──────── Provided material

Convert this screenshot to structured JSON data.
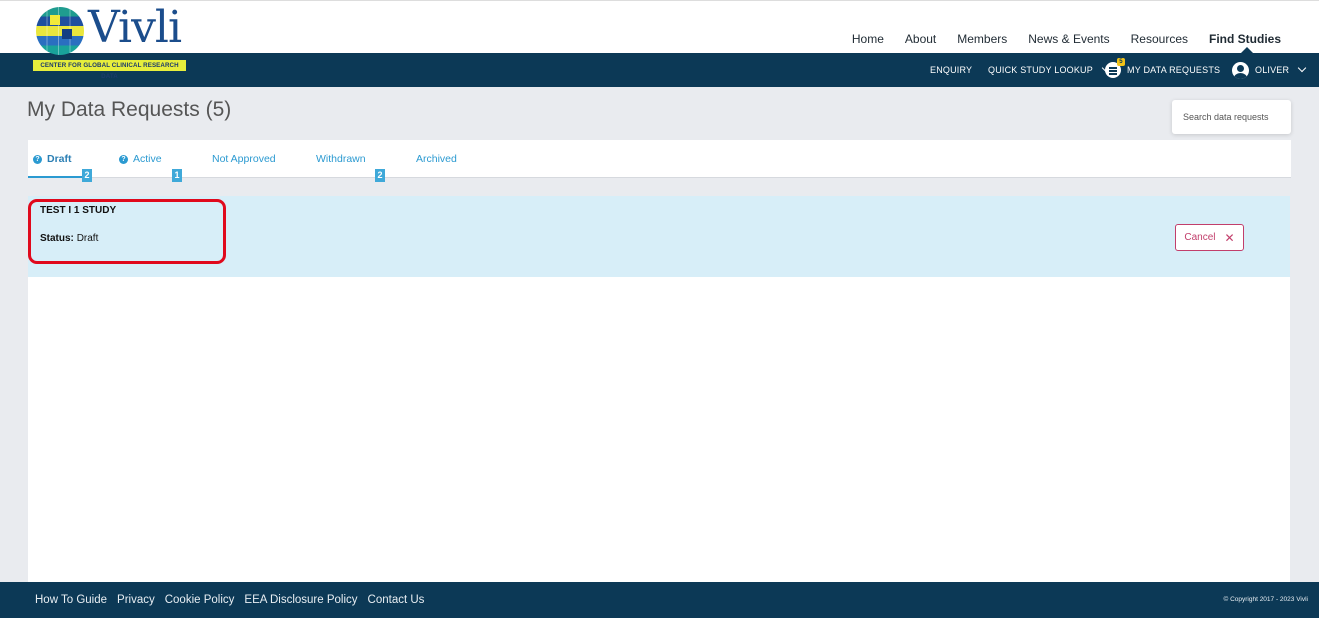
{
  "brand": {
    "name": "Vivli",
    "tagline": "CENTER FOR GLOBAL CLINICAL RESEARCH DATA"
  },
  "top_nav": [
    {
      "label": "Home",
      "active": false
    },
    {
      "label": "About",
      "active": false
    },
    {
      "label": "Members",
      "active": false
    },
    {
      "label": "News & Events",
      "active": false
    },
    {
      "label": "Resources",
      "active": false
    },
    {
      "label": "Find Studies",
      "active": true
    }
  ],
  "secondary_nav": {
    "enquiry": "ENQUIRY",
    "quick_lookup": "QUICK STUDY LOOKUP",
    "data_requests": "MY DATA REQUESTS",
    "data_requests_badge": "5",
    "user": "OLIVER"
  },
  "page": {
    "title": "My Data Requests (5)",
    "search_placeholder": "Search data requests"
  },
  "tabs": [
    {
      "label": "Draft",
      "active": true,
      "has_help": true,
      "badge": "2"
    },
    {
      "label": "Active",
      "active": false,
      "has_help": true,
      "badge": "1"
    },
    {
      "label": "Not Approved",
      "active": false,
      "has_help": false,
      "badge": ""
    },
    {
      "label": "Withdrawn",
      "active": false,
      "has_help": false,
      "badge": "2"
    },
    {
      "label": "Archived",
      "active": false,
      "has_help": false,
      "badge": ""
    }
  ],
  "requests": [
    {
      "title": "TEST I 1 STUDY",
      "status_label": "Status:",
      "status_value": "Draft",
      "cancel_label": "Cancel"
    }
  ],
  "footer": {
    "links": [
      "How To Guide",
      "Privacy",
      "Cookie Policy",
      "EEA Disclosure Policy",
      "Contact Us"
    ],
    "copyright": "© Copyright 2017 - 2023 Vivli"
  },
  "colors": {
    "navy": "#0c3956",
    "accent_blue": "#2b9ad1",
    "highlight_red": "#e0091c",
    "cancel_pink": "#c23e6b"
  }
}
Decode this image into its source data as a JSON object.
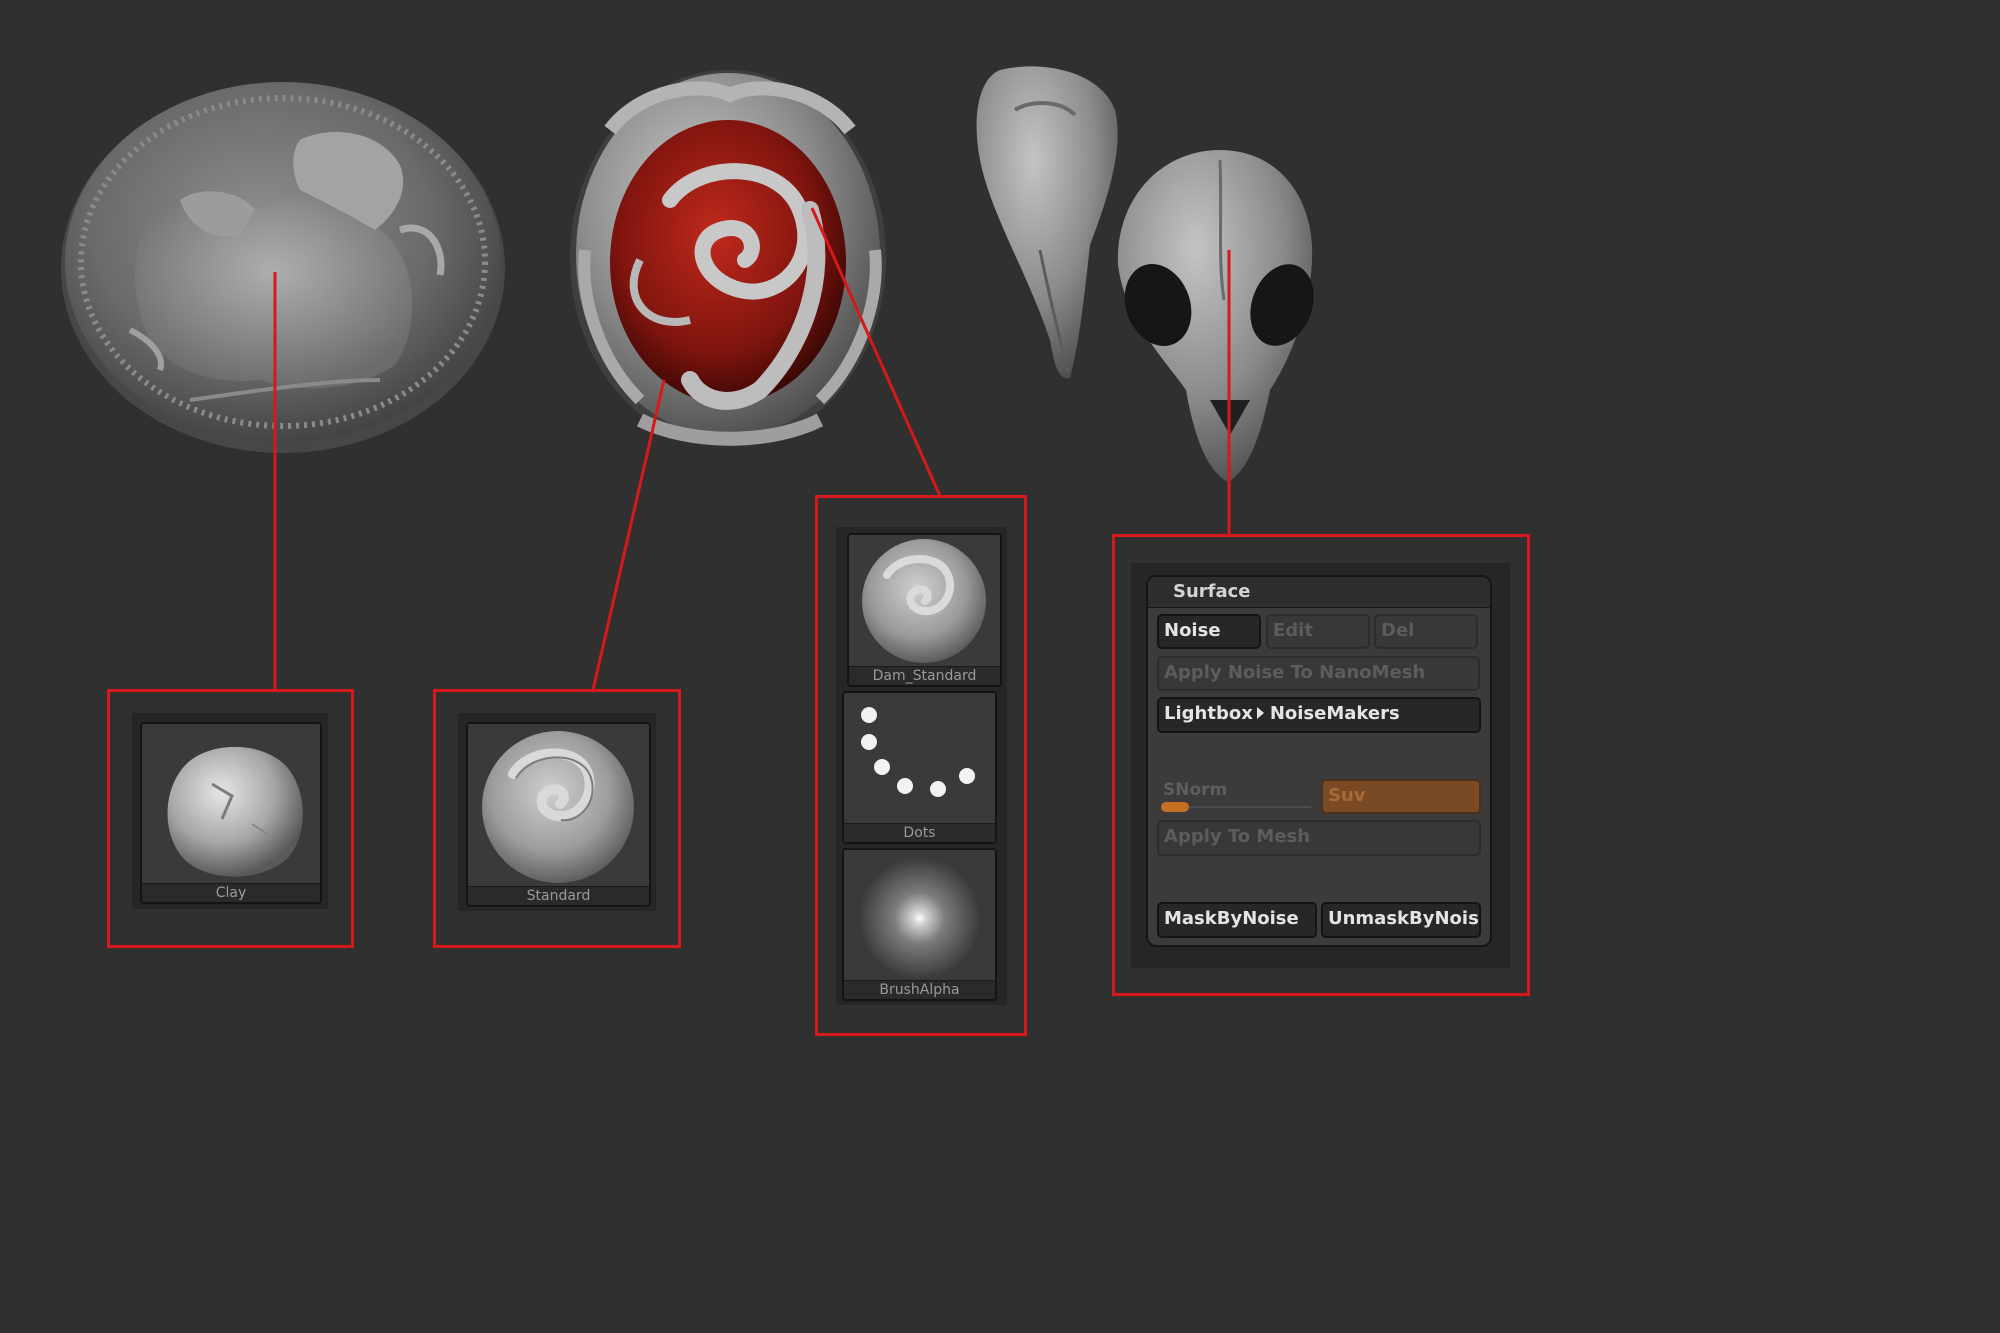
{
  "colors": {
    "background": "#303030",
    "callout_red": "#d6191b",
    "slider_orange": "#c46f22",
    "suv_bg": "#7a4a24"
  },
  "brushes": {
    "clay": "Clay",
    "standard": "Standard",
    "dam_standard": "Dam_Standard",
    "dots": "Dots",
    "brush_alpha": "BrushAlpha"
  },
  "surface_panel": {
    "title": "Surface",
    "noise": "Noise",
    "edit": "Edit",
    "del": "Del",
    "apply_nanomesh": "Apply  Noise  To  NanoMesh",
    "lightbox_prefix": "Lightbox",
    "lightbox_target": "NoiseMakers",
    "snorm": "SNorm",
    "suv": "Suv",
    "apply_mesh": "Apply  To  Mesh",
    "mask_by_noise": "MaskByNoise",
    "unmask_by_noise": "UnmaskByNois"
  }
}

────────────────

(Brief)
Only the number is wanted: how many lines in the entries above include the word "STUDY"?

(Answer to this exercise)
2